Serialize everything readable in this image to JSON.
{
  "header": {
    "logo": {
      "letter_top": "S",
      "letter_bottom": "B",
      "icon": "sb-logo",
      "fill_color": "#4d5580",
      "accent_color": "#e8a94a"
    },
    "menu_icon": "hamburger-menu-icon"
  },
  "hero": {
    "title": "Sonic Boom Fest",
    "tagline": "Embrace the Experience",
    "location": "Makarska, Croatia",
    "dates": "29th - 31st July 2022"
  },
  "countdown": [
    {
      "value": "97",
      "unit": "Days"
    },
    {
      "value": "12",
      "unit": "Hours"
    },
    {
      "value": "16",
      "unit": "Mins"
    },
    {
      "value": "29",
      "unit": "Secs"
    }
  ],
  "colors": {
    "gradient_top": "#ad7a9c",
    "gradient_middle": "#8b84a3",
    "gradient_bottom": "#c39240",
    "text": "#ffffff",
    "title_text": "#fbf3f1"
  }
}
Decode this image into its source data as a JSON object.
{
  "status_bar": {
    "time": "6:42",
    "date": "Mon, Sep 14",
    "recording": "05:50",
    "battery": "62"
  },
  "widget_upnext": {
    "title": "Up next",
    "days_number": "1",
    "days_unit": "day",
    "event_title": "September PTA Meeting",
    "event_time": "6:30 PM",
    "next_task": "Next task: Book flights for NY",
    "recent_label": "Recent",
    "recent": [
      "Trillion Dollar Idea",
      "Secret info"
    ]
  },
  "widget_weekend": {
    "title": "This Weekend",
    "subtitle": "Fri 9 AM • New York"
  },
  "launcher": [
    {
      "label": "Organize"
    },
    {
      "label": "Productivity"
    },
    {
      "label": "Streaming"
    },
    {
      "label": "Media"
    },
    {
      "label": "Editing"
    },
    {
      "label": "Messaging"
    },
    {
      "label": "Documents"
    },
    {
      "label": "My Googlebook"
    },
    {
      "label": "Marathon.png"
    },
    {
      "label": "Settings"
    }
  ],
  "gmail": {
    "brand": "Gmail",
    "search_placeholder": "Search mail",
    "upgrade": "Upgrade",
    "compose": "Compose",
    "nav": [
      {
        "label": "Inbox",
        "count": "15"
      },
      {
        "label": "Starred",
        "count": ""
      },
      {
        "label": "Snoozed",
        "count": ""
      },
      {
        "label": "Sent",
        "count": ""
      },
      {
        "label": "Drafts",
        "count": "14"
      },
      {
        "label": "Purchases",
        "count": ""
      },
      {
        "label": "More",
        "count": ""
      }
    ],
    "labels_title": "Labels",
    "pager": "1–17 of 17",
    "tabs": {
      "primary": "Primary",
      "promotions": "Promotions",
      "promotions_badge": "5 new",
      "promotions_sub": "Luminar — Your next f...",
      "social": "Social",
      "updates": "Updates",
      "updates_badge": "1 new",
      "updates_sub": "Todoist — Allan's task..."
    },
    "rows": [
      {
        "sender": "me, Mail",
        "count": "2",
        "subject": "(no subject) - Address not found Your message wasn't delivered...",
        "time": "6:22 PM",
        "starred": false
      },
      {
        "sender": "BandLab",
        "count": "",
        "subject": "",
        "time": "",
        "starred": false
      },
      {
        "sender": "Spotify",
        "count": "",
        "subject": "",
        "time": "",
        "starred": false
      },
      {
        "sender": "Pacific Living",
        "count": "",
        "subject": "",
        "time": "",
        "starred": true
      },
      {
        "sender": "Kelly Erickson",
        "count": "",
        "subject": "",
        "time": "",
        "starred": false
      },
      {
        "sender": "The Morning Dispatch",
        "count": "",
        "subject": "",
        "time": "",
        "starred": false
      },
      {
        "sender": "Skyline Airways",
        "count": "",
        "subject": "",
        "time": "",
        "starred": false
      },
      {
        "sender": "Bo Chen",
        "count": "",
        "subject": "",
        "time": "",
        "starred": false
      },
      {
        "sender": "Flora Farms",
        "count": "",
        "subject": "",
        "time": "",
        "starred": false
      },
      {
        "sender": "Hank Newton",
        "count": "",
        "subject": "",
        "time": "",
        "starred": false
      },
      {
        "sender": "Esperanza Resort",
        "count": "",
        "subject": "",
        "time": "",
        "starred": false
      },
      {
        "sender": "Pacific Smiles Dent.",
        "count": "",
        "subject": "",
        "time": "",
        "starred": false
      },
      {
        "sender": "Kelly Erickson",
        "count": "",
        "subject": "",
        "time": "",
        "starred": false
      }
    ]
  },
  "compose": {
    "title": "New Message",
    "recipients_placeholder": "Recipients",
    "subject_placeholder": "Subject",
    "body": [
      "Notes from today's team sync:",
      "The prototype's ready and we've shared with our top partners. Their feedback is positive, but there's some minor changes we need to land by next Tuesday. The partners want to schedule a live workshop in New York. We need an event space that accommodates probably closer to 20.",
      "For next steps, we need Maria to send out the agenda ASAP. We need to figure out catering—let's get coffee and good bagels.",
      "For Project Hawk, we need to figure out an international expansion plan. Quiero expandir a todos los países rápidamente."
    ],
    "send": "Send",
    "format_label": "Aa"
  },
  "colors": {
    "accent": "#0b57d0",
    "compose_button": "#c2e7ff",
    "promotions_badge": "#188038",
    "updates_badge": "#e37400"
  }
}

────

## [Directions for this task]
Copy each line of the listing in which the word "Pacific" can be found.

## [Exercise output]
        "sender": "Pacific Living",
        "sender": "Pacific Smiles Dent.",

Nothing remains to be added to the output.